“The focus of this plan is to create more housing choices within every community of Los Angeles,” said Helmi Hisserich, deputy mayor for Housing and Economic Development Policy.
“We want to have a more mixed-income community. There’s a lot of evidence that will tell you that having a mix of incomes in a community is a very good model for a healthy city.”
Of the 20,000 units, 2,200 will be for individuals who are chronically homeless; 8,800 will be reserved for families with an annual income less than $29,000; 3,800 will be for families making between $29,000 and $42,000; 2,600 for families making between $42,000 and $52,000; and 2,600 units for families with an annual income between $52,000 and $90,000.
“This city’s economic success and vitality depend on our ability to plan for a future of sustainability and stability in our housing market,” Villaraigosa said. “This plan lays the building blocks of housing our middle class can afford and takes the first steps toward building housing that works for all Angelenos.”
While new housing has been built throughout Los Angeles, there is an over-concentration on high-end apartments and condominiums, and a severe shortage of housing for low- and moderate-income Angelenos, Hisserich said.
“The focus of the plan is to chart a course for producing housing across the income spectrum,” she said.
The initiative will be financed over five years with $1 billion from existing city resources. The remaining $4 billion will come from low-income housing bonds, tax credit equity, grants and private sector loans.
Enterprise Community Partners, which earlier this year announced a $100 million trust for affordable housing in Los Angeles, has committed $700 million for the initiative.
“Enterprise is pleased to step forward as an early and major partner in this effort to create fit, affordable and sustainable homes for all residents of the city,” said Doris Koo, president and CEO of Enterprise Community Partners.
The plan also proposes a Sustainable Communities Initiative, which is intended to spur development near Metro rail stations and bus routes.
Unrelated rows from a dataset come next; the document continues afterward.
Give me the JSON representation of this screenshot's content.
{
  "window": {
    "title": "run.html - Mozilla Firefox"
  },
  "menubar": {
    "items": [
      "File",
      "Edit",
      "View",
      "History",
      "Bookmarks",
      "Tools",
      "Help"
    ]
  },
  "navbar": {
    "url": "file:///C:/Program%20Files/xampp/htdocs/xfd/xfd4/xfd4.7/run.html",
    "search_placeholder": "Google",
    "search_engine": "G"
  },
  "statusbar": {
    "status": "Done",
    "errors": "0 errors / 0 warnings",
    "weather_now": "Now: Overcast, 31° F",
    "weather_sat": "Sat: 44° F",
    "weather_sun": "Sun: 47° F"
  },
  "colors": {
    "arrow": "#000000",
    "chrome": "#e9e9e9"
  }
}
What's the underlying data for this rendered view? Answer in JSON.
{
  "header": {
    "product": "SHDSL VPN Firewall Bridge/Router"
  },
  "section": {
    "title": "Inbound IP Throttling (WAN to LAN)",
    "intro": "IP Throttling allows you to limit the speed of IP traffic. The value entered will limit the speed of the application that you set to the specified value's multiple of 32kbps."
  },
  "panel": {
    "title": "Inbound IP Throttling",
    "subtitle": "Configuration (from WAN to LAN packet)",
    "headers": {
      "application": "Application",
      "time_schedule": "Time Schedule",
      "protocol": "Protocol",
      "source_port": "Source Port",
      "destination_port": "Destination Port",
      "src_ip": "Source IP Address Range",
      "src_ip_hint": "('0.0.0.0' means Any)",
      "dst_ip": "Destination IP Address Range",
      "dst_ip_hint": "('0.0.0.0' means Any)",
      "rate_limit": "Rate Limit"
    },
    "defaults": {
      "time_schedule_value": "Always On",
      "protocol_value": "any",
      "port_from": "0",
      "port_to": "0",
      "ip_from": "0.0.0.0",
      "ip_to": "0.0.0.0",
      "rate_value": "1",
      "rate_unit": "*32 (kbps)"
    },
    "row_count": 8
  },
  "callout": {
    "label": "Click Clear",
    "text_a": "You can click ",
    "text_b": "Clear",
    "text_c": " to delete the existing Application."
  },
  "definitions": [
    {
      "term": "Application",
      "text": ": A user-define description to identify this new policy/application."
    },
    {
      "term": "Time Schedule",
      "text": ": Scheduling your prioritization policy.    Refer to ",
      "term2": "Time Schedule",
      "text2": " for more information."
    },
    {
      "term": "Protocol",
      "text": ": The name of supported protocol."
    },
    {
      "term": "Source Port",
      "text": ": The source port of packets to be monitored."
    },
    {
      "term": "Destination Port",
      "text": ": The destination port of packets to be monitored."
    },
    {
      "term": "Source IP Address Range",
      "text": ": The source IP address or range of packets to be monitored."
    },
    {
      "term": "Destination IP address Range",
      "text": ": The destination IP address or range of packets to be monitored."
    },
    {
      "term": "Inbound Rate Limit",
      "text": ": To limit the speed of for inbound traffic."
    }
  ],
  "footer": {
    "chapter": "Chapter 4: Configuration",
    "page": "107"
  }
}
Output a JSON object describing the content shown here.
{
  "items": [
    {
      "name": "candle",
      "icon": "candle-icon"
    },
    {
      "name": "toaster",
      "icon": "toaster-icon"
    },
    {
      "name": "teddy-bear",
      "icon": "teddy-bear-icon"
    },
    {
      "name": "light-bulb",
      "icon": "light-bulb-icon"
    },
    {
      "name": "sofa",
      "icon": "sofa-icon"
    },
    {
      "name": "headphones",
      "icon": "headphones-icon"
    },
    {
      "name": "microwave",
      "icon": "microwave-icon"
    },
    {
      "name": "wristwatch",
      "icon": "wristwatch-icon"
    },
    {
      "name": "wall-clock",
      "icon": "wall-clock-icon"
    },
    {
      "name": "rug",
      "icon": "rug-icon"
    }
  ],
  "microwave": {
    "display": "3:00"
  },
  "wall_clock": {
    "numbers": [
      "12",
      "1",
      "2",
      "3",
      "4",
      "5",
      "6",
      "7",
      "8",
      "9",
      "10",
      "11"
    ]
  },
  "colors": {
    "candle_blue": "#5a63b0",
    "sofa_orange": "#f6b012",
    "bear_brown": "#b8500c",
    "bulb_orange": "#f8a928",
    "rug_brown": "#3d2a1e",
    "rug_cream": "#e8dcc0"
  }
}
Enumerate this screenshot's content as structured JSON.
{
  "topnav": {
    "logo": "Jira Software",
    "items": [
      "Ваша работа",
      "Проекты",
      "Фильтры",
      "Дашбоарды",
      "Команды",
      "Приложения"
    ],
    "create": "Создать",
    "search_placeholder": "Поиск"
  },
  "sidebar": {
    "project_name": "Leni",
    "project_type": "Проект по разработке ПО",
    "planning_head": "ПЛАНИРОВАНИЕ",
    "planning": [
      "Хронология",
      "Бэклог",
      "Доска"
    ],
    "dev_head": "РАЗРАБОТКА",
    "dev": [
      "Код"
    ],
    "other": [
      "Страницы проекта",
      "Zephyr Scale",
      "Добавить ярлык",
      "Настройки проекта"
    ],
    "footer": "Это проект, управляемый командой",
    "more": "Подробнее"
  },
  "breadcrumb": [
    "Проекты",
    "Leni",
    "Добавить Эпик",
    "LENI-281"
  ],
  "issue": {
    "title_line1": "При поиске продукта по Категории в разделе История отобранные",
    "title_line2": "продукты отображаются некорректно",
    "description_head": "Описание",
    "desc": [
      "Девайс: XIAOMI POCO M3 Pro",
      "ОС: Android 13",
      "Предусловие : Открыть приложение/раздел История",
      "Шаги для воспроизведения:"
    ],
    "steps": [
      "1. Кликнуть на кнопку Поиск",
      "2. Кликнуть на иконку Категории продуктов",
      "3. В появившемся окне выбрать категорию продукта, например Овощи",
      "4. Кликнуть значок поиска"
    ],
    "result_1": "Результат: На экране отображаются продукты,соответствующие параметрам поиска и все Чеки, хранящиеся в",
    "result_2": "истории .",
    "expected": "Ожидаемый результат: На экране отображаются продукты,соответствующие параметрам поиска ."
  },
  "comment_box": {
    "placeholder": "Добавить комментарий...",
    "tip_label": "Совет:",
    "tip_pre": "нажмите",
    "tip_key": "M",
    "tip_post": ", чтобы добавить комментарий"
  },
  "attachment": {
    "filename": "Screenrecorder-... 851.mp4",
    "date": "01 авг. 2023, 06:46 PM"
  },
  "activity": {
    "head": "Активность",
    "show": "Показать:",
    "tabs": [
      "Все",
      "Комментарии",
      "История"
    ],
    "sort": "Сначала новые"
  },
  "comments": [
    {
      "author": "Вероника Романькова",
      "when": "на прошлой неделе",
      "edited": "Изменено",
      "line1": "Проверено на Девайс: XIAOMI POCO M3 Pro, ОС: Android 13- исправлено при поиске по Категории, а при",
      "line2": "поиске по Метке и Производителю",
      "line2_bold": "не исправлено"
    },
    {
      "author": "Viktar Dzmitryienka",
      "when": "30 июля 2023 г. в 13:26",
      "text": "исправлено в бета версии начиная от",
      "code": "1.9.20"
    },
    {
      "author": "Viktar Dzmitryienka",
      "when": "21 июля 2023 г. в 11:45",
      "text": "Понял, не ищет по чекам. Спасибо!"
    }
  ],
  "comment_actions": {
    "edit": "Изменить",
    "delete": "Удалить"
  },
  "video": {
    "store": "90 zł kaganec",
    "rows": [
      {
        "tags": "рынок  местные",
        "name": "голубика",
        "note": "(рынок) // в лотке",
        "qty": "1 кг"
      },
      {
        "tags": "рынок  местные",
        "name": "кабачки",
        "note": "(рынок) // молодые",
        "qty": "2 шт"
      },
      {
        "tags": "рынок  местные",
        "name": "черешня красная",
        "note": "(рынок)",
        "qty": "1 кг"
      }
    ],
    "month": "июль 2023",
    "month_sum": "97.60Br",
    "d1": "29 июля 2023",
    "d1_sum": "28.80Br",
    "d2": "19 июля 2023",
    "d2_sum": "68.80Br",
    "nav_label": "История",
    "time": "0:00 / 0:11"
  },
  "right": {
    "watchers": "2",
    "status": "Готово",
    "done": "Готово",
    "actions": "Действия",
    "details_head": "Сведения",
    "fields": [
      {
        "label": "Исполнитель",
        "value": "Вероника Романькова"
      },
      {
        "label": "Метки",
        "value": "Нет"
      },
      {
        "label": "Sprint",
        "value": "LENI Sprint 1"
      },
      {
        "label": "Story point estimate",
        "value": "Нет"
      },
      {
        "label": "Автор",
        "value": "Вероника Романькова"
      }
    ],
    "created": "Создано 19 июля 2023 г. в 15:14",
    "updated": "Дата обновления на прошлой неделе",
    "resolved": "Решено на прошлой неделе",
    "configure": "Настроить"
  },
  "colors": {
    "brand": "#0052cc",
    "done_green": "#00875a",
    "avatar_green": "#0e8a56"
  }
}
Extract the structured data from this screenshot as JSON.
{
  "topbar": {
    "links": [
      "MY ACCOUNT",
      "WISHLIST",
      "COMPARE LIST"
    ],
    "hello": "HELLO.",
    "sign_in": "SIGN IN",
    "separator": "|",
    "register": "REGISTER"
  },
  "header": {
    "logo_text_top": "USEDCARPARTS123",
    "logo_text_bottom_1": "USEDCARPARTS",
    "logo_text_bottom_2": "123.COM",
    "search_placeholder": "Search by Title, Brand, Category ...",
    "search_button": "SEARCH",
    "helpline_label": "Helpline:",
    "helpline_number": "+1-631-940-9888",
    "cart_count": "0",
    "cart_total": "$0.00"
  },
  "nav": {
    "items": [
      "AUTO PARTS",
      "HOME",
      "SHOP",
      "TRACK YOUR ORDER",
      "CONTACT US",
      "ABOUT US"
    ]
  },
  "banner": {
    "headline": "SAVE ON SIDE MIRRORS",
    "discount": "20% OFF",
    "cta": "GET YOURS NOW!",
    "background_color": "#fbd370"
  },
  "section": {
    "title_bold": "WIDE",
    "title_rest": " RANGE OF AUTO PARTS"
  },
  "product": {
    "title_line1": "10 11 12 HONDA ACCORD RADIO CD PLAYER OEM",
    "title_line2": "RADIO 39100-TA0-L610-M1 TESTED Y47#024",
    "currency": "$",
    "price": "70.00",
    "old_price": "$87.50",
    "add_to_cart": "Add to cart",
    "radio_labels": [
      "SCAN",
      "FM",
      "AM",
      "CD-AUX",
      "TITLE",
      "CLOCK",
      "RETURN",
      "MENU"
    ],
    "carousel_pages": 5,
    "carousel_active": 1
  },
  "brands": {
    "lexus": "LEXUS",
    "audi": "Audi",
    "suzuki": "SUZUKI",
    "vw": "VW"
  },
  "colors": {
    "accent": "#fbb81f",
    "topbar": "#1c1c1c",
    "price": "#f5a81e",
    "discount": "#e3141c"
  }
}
Ten transit-oriented district plans are in the works for stations along the Gold Line Eastside Extension and Expo Line, and the city plans to fund another 10.
Over the next five years, the city also plans to replace the Jordan Downs, Nickerson Gardens and Ramona Gardens public housing complexes in South and East Los Angeles.